The bicultural and bilingual experiences of Latinos and Latinas living in New York.
La Lupe Queen of Latin Soul
Afro-Cuban pop singer Lupe Yoli, the Queen of Latin Soul, was famous for emotional and controversial performances before her tragic death.
- Independent Lens
- Premiere Date
- June 5, 2007
- 60 minutes
- Funding Initiative
- Open Call
Ela Troyano is an award-winning Cuban-born filmmaker. As a 2008 United Artists Rockefeller Fellow she is developing a feature based on her Alma Award nominated PBS documentary La Lupe Queen of Latin Soul. She is also co-editing a book of essays on La Lupe with Alexandra Vazquez for Duke University… Press (2010). Her half-hour short, Carmelita Tropicana, won the coveted Teddy Bear at the Berlin International Film Festival as well as the Audience and Critics Award at the San Francisco International Lesbian and Gay Film Festival. Her debut feature film, Latin Boys Go To Hell, remains a cult hit on the Web and was recently shown on Showtime. Both of these films were screened theatrically in the U.S. and at festivals in Europe, Australia, and Japan.
Troyano has also directed episodic action television on the drama series Reyes y Rey and the comedy Angeles, produced by Stu Segall for Telemundo/Sony, and the documentary Urban Youth in the 21st Century for Canal Plus in Spain.
As a theater director, Troyano has a longstanding collaboration with her sister, performance artist Carmelita Tropicana, directing her in the highly anthologized play Milk of Amnesia, and with playwright Ricardo Bracho, including directing the critically acclaimed Off-Broadway production A to B.
A rebel and innovator, pop singer Lupe Yoli, otherwise known as La Lupe or La Yiyiyi, was renowned for her emotional performance style.

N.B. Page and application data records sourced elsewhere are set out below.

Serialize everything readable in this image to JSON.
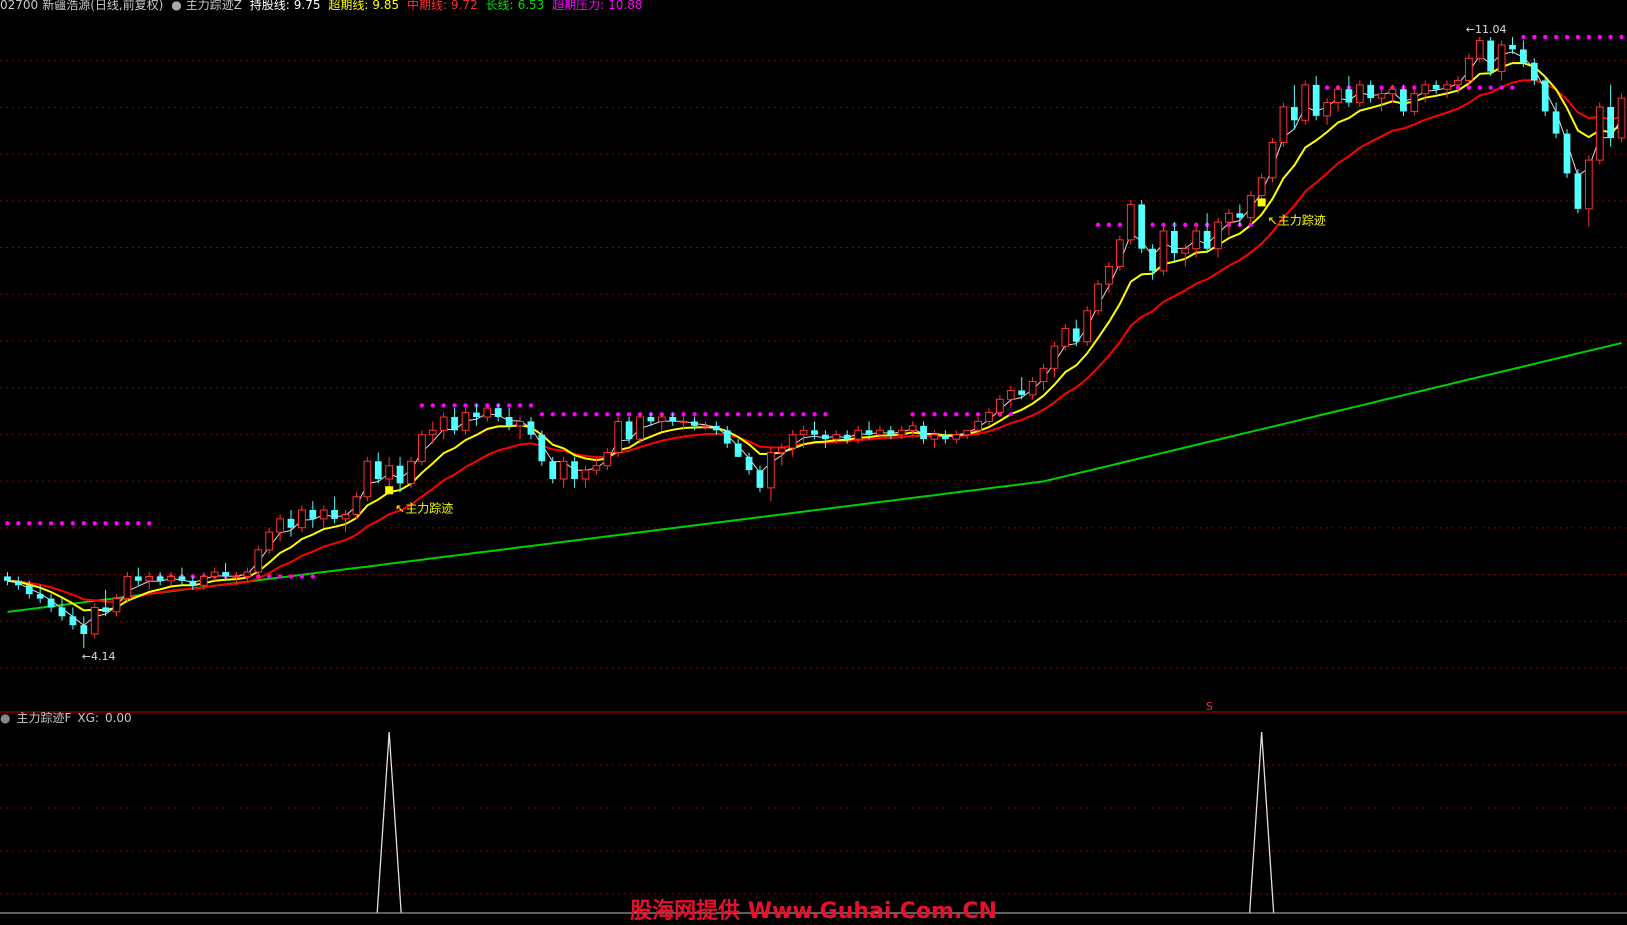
{
  "header": {
    "stock_code": "02700",
    "stock_name": "新疆浩源(日线,前复权)",
    "indicator_name": "主力踪迹Z",
    "hold_label": "持股线:",
    "hold_value": "9.75",
    "ultra_label": "超期线:",
    "ultra_value": "9.85",
    "mid_label": "中期线:",
    "mid_value": "9.72",
    "long_label": "长线:",
    "long_value": "6.53",
    "pressure_label": "超期压力:",
    "pressure_value": "10.88"
  },
  "sub_panel": {
    "indicator": "主力踪迹F",
    "xg_label": "XG:",
    "xg_value": "0.00"
  },
  "annotations": {
    "high_label": "11.04",
    "low_label": "4.14",
    "signal_label_1": "主力踪迹",
    "signal_label_2": "主力踪迹",
    "s_marker": "S"
  },
  "watermark": "股海网提供 Www.Guhai.Com.CN",
  "colors": {
    "background": "#000000",
    "up": "#ff3232",
    "down": "#54ffff",
    "yellow": "#ffff00",
    "red": "#ff0000",
    "green": "#00d000",
    "white": "#dddddd",
    "magenta": "#ff00ff",
    "grid": "#8b0000"
  },
  "chart_data": {
    "type": "candlestick",
    "price_range": [
      3.6,
      11.3
    ],
    "bars": [
      [
        4.95,
        5.0,
        4.85,
        4.9
      ],
      [
        4.9,
        4.95,
        4.8,
        4.85
      ],
      [
        4.85,
        4.9,
        4.7,
        4.75
      ],
      [
        4.75,
        4.85,
        4.65,
        4.7
      ],
      [
        4.7,
        4.75,
        4.55,
        4.6
      ],
      [
        4.6,
        4.7,
        4.45,
        4.5
      ],
      [
        4.5,
        4.6,
        4.35,
        4.4
      ],
      [
        4.4,
        4.5,
        4.14,
        4.3
      ],
      [
        4.3,
        4.65,
        4.25,
        4.6
      ],
      [
        4.6,
        4.8,
        4.5,
        4.55
      ],
      [
        4.55,
        4.75,
        4.5,
        4.7
      ],
      [
        4.7,
        5.0,
        4.65,
        4.95
      ],
      [
        4.95,
        5.05,
        4.85,
        4.9
      ],
      [
        4.9,
        5.0,
        4.8,
        4.95
      ],
      [
        4.95,
        5.0,
        4.85,
        4.9
      ],
      [
        4.9,
        5.0,
        4.85,
        4.95
      ],
      [
        4.95,
        5.05,
        4.85,
        4.9
      ],
      [
        4.9,
        4.95,
        4.8,
        4.85
      ],
      [
        4.85,
        5.0,
        4.8,
        4.95
      ],
      [
        4.95,
        5.05,
        4.9,
        5.0
      ],
      [
        5.0,
        5.1,
        4.9,
        4.95
      ],
      [
        4.95,
        5.0,
        4.85,
        4.95
      ],
      [
        4.95,
        5.05,
        4.9,
        5.0
      ],
      [
        5.0,
        5.3,
        4.95,
        5.25
      ],
      [
        5.25,
        5.5,
        5.2,
        5.45
      ],
      [
        5.45,
        5.65,
        5.35,
        5.6
      ],
      [
        5.6,
        5.7,
        5.4,
        5.5
      ],
      [
        5.5,
        5.75,
        5.45,
        5.7
      ],
      [
        5.7,
        5.8,
        5.5,
        5.6
      ],
      [
        5.6,
        5.75,
        5.5,
        5.7
      ],
      [
        5.7,
        5.85,
        5.55,
        5.6
      ],
      [
        5.6,
        5.7,
        5.45,
        5.65
      ],
      [
        5.65,
        5.9,
        5.6,
        5.85
      ],
      [
        5.85,
        6.3,
        5.8,
        6.25
      ],
      [
        6.25,
        6.35,
        6.0,
        6.05
      ],
      [
        6.05,
        6.3,
        5.9,
        6.2
      ],
      [
        6.2,
        6.3,
        5.9,
        6.0
      ],
      [
        6.0,
        6.3,
        5.95,
        6.25
      ],
      [
        6.25,
        6.6,
        6.2,
        6.55
      ],
      [
        6.55,
        6.7,
        6.45,
        6.6
      ],
      [
        6.6,
        6.8,
        6.5,
        6.75
      ],
      [
        6.75,
        6.85,
        6.55,
        6.6
      ],
      [
        6.6,
        6.85,
        6.55,
        6.8
      ],
      [
        6.8,
        6.9,
        6.65,
        6.75
      ],
      [
        6.75,
        6.9,
        6.7,
        6.85
      ],
      [
        6.85,
        6.9,
        6.7,
        6.75
      ],
      [
        6.75,
        6.85,
        6.6,
        6.65
      ],
      [
        6.65,
        6.75,
        6.5,
        6.7
      ],
      [
        6.7,
        6.75,
        6.5,
        6.55
      ],
      [
        6.55,
        6.6,
        6.2,
        6.25
      ],
      [
        6.25,
        6.3,
        6.0,
        6.05
      ],
      [
        6.05,
        6.3,
        5.95,
        6.25
      ],
      [
        6.25,
        6.3,
        5.95,
        6.05
      ],
      [
        6.05,
        6.2,
        5.95,
        6.15
      ],
      [
        6.15,
        6.3,
        6.1,
        6.2
      ],
      [
        6.2,
        6.4,
        6.15,
        6.35
      ],
      [
        6.35,
        6.75,
        6.3,
        6.7
      ],
      [
        6.7,
        6.75,
        6.45,
        6.5
      ],
      [
        6.5,
        6.8,
        6.45,
        6.75
      ],
      [
        6.75,
        6.8,
        6.65,
        6.7
      ],
      [
        6.7,
        6.8,
        6.6,
        6.75
      ],
      [
        6.75,
        6.8,
        6.65,
        6.7
      ],
      [
        6.7,
        6.8,
        6.6,
        6.7
      ],
      [
        6.7,
        6.75,
        6.6,
        6.65
      ],
      [
        6.65,
        6.7,
        6.6,
        6.65
      ],
      [
        6.65,
        6.7,
        6.55,
        6.6
      ],
      [
        6.6,
        6.65,
        6.4,
        6.45
      ],
      [
        6.45,
        6.5,
        6.3,
        6.3
      ],
      [
        6.3,
        6.35,
        6.1,
        6.15
      ],
      [
        6.15,
        6.2,
        5.9,
        5.95
      ],
      [
        5.95,
        6.4,
        5.8,
        6.35
      ],
      [
        6.35,
        6.45,
        6.2,
        6.4
      ],
      [
        6.4,
        6.6,
        6.3,
        6.55
      ],
      [
        6.55,
        6.65,
        6.4,
        6.6
      ],
      [
        6.6,
        6.7,
        6.5,
        6.55
      ],
      [
        6.55,
        6.6,
        6.4,
        6.5
      ],
      [
        6.5,
        6.6,
        6.45,
        6.55
      ],
      [
        6.55,
        6.6,
        6.45,
        6.5
      ],
      [
        6.5,
        6.65,
        6.45,
        6.6
      ],
      [
        6.6,
        6.7,
        6.5,
        6.55
      ],
      [
        6.55,
        6.65,
        6.5,
        6.6
      ],
      [
        6.6,
        6.65,
        6.5,
        6.55
      ],
      [
        6.55,
        6.65,
        6.5,
        6.6
      ],
      [
        6.6,
        6.7,
        6.55,
        6.65
      ],
      [
        6.65,
        6.7,
        6.45,
        6.5
      ],
      [
        6.5,
        6.6,
        6.4,
        6.55
      ],
      [
        6.55,
        6.6,
        6.45,
        6.5
      ],
      [
        6.5,
        6.6,
        6.45,
        6.55
      ],
      [
        6.55,
        6.6,
        6.5,
        6.6
      ],
      [
        6.6,
        6.75,
        6.55,
        6.7
      ],
      [
        6.7,
        6.85,
        6.65,
        6.8
      ],
      [
        6.8,
        7.0,
        6.75,
        6.95
      ],
      [
        6.95,
        7.1,
        6.85,
        7.05
      ],
      [
        7.05,
        7.2,
        6.95,
        7.0
      ],
      [
        7.0,
        7.2,
        6.95,
        7.15
      ],
      [
        7.15,
        7.35,
        7.05,
        7.3
      ],
      [
        7.3,
        7.6,
        7.2,
        7.55
      ],
      [
        7.55,
        7.8,
        7.5,
        7.75
      ],
      [
        7.75,
        7.85,
        7.55,
        7.6
      ],
      [
        7.6,
        8.0,
        7.55,
        7.95
      ],
      [
        7.95,
        8.3,
        7.9,
        8.25
      ],
      [
        8.25,
        8.5,
        8.15,
        8.45
      ],
      [
        8.45,
        8.8,
        8.4,
        8.75
      ],
      [
        8.75,
        9.2,
        8.7,
        9.15
      ],
      [
        9.15,
        9.2,
        8.6,
        8.65
      ],
      [
        8.65,
        8.7,
        8.3,
        8.4
      ],
      [
        8.4,
        8.9,
        8.35,
        8.85
      ],
      [
        8.85,
        8.95,
        8.5,
        8.6
      ],
      [
        8.6,
        8.7,
        8.45,
        8.65
      ],
      [
        8.65,
        8.9,
        8.55,
        8.85
      ],
      [
        8.85,
        9.05,
        8.6,
        8.65
      ],
      [
        8.65,
        9.0,
        8.55,
        8.95
      ],
      [
        8.95,
        9.1,
        8.8,
        9.05
      ],
      [
        9.05,
        9.15,
        8.9,
        9.0
      ],
      [
        9.0,
        9.3,
        8.95,
        9.25
      ],
      [
        9.25,
        9.5,
        9.15,
        9.45
      ],
      [
        9.45,
        9.9,
        9.4,
        9.85
      ],
      [
        9.85,
        10.3,
        9.8,
        10.25
      ],
      [
        10.25,
        10.5,
        10.0,
        10.1
      ],
      [
        10.1,
        10.55,
        10.05,
        10.5
      ],
      [
        10.5,
        10.6,
        10.1,
        10.15
      ],
      [
        10.15,
        10.35,
        10.05,
        10.3
      ],
      [
        10.3,
        10.5,
        10.2,
        10.45
      ],
      [
        10.45,
        10.6,
        10.25,
        10.3
      ],
      [
        10.3,
        10.55,
        10.25,
        10.5
      ],
      [
        10.5,
        10.55,
        10.3,
        10.35
      ],
      [
        10.35,
        10.45,
        10.2,
        10.4
      ],
      [
        10.4,
        10.5,
        10.3,
        10.45
      ],
      [
        10.45,
        10.5,
        10.15,
        10.2
      ],
      [
        10.2,
        10.45,
        10.15,
        10.4
      ],
      [
        10.4,
        10.55,
        10.3,
        10.5
      ],
      [
        10.5,
        10.55,
        10.4,
        10.45
      ],
      [
        10.45,
        10.55,
        10.35,
        10.5
      ],
      [
        10.5,
        10.6,
        10.4,
        10.55
      ],
      [
        10.55,
        10.85,
        10.5,
        10.8
      ],
      [
        10.8,
        11.04,
        10.75,
        11.0
      ],
      [
        11.0,
        11.04,
        10.6,
        10.65
      ],
      [
        10.65,
        11.0,
        10.55,
        10.95
      ],
      [
        10.95,
        11.04,
        10.85,
        10.9
      ],
      [
        10.9,
        11.0,
        10.7,
        10.75
      ],
      [
        10.75,
        10.8,
        10.5,
        10.55
      ],
      [
        10.55,
        10.6,
        10.15,
        10.2
      ],
      [
        10.2,
        10.3,
        9.9,
        9.95
      ],
      [
        9.95,
        10.0,
        9.45,
        9.5
      ],
      [
        9.5,
        9.55,
        9.05,
        9.1
      ],
      [
        9.1,
        9.7,
        8.9,
        9.65
      ],
      [
        9.65,
        10.3,
        9.6,
        10.25
      ],
      [
        10.25,
        10.5,
        9.8,
        9.9
      ],
      [
        9.9,
        10.4,
        9.85,
        10.35
      ]
    ],
    "signals": [
      35,
      115
    ],
    "xg_range": [
      0,
      1
    ]
  }
}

Her renditions of classics such as “My Way,” “Fever,” and “Going Out of My Head” were famous worldwide. But the legendary Cuban-born star was also a single mother of two, a survivor of domestic abuse, and a Santera who later became an evangelist Christian speaker. La Lupe Queen of Latin Soul tells La Lupe’s story through character-driven interviews in first-person anecdotes, in an oral history much like those found in a folk ballad or a bolero.
Shot in New York City, Miami, Havana, and Puerto Rico, La Lupe evokes two groundbreaking cultural periods through interviews and rare archival footage: pre-revolutionary 1950s Havana and the burgeoning Latin music scene in New York City in the 1960s and 1970s. The film begins with La Lupe’s funeral in 1992 — attended by fans, family and the whole of New York’s Latino music aristocracy — and follows her from poverty to celebrity and back again.
A long-time gay icon who was often described as the first performance artist, La Lupe was ahead of her time. In trying to discover who Lupe was, La Lupe also provides a collective portrait of mid-20th-century Latin musical history.